* [Exercise objective]:
For each line of the data below that holds "this", copy the line.

━━━━━ Dataset records

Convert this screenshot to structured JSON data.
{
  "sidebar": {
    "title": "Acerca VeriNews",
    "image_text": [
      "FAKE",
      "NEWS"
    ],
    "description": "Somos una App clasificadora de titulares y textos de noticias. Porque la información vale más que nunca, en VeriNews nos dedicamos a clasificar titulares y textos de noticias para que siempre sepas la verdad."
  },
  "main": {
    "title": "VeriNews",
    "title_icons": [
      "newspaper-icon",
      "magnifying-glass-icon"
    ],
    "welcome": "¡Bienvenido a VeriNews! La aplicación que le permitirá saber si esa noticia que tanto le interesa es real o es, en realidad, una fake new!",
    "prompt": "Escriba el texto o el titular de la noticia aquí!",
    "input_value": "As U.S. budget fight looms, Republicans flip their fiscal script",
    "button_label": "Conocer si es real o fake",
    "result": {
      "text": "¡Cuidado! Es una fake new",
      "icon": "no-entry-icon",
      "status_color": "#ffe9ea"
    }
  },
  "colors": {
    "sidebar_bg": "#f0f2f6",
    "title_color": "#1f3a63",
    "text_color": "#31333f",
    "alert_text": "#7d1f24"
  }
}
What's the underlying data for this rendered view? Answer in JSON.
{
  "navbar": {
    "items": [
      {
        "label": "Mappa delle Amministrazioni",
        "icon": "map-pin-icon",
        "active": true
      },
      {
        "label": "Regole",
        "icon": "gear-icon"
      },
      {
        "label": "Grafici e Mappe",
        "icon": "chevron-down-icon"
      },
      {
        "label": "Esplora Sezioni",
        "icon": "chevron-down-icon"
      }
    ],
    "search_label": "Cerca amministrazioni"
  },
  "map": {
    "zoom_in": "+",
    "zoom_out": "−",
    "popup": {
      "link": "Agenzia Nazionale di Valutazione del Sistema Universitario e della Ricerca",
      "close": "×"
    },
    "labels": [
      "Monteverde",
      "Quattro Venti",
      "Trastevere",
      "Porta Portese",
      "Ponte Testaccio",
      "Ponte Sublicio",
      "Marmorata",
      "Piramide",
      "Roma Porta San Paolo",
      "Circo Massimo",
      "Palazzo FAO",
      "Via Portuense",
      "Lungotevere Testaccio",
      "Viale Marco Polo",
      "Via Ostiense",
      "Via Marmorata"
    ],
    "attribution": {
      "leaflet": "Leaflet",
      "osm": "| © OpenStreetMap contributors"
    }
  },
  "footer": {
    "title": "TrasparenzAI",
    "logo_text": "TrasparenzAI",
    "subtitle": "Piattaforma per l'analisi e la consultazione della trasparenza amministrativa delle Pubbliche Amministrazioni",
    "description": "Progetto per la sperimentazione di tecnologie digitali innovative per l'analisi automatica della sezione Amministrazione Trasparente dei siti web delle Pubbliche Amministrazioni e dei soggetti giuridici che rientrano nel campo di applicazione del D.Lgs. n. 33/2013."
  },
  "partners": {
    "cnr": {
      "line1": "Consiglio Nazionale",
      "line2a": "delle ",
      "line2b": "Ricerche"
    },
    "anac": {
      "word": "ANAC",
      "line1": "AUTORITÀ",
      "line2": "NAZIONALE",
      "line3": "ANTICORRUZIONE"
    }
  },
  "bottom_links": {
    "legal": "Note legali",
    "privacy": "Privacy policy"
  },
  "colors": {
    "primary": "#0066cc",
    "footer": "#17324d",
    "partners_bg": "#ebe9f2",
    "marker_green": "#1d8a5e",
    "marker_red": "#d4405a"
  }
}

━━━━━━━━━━

* [Task result]:
Convert this screenshot to structured JSON data.
What's the underlying data for this rendered view? Answer in JSON.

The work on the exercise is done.